TASK DETAILS: Once the line with "Read all visible" is found, repeat exactly that line and every one after it until the data below ends, including the last line.
============
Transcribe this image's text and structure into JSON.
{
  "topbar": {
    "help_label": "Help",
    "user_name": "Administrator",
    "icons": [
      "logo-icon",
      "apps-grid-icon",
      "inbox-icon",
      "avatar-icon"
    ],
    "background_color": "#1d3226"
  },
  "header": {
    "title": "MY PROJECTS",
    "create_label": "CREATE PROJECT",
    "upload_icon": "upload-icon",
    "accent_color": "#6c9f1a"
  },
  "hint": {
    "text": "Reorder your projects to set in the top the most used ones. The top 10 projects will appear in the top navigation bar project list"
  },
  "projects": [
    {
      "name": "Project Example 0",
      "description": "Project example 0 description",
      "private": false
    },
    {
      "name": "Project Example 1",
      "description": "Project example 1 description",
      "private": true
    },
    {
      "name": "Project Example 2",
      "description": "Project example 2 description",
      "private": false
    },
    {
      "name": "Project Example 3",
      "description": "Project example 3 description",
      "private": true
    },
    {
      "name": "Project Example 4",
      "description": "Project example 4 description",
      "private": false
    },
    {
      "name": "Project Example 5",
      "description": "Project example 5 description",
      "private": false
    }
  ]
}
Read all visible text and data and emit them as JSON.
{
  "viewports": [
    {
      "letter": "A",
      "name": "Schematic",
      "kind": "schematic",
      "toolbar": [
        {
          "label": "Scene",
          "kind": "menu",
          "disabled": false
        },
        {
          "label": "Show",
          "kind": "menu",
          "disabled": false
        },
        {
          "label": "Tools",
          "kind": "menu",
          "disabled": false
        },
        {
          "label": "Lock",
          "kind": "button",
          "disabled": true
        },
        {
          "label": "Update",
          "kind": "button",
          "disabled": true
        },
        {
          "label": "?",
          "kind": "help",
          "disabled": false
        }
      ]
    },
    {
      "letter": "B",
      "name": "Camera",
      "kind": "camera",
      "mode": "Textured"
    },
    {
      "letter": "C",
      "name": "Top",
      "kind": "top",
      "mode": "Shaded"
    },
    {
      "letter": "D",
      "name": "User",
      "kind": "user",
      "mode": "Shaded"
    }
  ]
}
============
ANSWER SPACE:
Read all visible text and data and emit them as JSON.
{
  "viewports": [
    {
      "letter": "A",
      "name": "Schematic",
      "kind": "schematic",
      "toolbar": [
        {
          "label": "Scene",
          "kind": "menu",
          "disabled": false
        },
        {
          "label": "Show",
          "kind": "menu",
          "disabled": false
        },
        {
          "label": "Tools",
          "kind": "menu",
          "disabled": false
        },
        {
          "label": "Lock",
          "kind": "button",
          "disabled": true
        },
        {
          "label": "Update",
          "kind": "button",
          "disabled": true
        },
        {
          "label": "?",
          "kind": "help",
          "disabled": false
        }
      ]
    },
    {
      "letter": "B",
      "name": "Camera",
      "kind": "camera",
      "mode": "Textured"
    },
    {
      "letter": "C",
      "name": "Top",
      "kind": "top",
      "mode": "Shaded"
    },
    {
      "letter": "D",
      "name": "User",
      "kind": "user",
      "mode": "Shaded"
    }
  ]
}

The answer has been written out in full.